Start of Block

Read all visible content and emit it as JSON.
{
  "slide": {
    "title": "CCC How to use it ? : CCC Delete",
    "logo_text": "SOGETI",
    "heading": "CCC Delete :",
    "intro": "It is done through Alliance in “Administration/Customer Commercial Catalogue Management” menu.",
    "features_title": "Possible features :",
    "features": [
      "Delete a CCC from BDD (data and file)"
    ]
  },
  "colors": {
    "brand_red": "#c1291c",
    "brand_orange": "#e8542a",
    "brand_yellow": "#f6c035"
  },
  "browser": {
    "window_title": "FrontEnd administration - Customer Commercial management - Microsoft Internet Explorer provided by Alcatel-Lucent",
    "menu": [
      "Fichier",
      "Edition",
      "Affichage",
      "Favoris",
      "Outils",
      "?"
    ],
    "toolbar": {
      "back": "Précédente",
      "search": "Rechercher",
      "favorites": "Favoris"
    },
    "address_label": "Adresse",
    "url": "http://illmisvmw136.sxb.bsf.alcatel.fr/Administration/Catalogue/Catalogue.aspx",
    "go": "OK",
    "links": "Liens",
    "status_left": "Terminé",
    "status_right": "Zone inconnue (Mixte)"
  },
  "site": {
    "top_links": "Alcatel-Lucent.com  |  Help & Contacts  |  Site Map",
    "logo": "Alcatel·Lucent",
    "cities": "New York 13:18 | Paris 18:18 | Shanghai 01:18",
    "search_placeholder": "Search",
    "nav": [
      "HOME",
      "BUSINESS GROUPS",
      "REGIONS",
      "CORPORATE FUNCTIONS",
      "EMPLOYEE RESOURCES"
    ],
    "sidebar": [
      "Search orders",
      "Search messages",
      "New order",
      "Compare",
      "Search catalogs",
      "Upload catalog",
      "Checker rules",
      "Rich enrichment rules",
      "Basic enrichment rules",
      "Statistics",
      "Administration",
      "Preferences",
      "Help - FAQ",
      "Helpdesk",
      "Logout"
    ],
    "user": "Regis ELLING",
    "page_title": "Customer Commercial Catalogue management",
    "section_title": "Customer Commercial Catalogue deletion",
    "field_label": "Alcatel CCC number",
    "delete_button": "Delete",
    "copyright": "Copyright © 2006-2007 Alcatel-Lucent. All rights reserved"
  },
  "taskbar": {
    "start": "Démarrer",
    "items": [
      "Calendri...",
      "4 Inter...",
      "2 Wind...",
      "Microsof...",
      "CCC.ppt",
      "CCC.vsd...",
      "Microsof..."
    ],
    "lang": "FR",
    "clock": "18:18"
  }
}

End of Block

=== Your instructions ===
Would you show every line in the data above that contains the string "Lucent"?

=== Written solution ===
    "window_title": "FrontEnd administration - Customer Commercial management - Microsoft Internet Explorer provided by Alcatel-Lucent",
    "top_links": "Alcatel-Lucent.com  |  Help & Contacts  |  Site Map",
    "logo": "Alcatel·Lucent",
    "copyright": "Copyright © 2006-2007 Alcatel-Lucent. All rights reserved"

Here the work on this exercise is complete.